The task:
Copy out all of the records. Keep every word exact.

..........

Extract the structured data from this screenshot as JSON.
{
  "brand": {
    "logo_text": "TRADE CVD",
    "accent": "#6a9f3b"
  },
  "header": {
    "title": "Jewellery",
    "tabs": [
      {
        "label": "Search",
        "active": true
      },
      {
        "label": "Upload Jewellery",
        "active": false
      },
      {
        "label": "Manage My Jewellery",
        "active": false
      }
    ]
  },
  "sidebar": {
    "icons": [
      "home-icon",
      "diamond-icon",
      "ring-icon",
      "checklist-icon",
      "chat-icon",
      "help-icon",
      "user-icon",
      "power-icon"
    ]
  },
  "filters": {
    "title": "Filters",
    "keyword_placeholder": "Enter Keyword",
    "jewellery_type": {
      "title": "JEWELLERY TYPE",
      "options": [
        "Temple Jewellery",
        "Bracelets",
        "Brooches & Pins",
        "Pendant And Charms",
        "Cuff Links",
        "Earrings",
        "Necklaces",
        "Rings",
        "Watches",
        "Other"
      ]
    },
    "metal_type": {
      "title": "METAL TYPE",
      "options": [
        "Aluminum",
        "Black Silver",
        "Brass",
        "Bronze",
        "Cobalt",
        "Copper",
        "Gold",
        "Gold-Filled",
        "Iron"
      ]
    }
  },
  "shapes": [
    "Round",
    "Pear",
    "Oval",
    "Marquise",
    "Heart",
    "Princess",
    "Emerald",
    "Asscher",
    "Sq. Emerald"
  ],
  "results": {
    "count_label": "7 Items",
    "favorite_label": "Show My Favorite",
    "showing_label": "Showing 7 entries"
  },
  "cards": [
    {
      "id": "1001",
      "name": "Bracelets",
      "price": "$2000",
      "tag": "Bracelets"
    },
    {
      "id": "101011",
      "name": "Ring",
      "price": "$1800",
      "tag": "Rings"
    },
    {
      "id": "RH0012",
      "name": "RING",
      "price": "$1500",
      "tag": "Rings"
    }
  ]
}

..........

Written response:
Extract the structured data from this screenshot as JSON.
{
  "brand": {
    "logo_text": "TRADE CVD",
    "accent": "#6a9f3b"
  },
  "header": {
    "title": "Jewellery",
    "tabs": [
      {
        "label": "Search",
        "active": true
      },
      {
        "label": "Upload Jewellery",
        "active": false
      },
      {
        "label": "Manage My Jewellery",
        "active": false
      }
    ]
  },
  "sidebar": {
    "icons": [
      "home-icon",
      "diamond-icon",
      "ring-icon",
      "checklist-icon",
      "chat-icon",
      "help-icon",
      "user-icon",
      "power-icon"
    ]
  },
  "filters": {
    "title": "Filters",
    "keyword_placeholder": "Enter Keyword",
    "jewellery_type": {
      "title": "JEWELLERY TYPE",
      "options": [
        "Temple Jewellery",
        "Bracelets",
        "Brooches & Pins",
        "Pendant And Charms",
        "Cuff Links",
        "Earrings",
        "Necklaces",
        "Rings",
        "Watches",
        "Other"
      ]
    },
    "metal_type": {
      "title": "METAL TYPE",
      "options": [
        "Aluminum",
        "Black Silver",
        "Brass",
        "Bronze",
        "Cobalt",
        "Copper",
        "Gold",
        "Gold-Filled",
        "Iron"
      ]
    }
  },
  "shapes": [
    "Round",
    "Pear",
    "Oval",
    "Marquise",
    "Heart",
    "Princess",
    "Emerald",
    "Asscher",
    "Sq. Emerald"
  ],
  "results": {
    "count_label": "7 Items",
    "favorite_label": "Show My Favorite",
    "showing_label": "Showing 7 entries"
  },
  "cards": [
    {
      "id": "1001",
      "name": "Bracelets",
      "price": "$2000",
      "tag": "Bracelets"
    },
    {
      "id": "101011",
      "name": "Ring",
      "price": "$1800",
      "tag": "Rings"
    },
    {
      "id": "RH0012",
      "name": "RING",
      "price": "$1500",
      "tag": "Rings"
    }
  ]
}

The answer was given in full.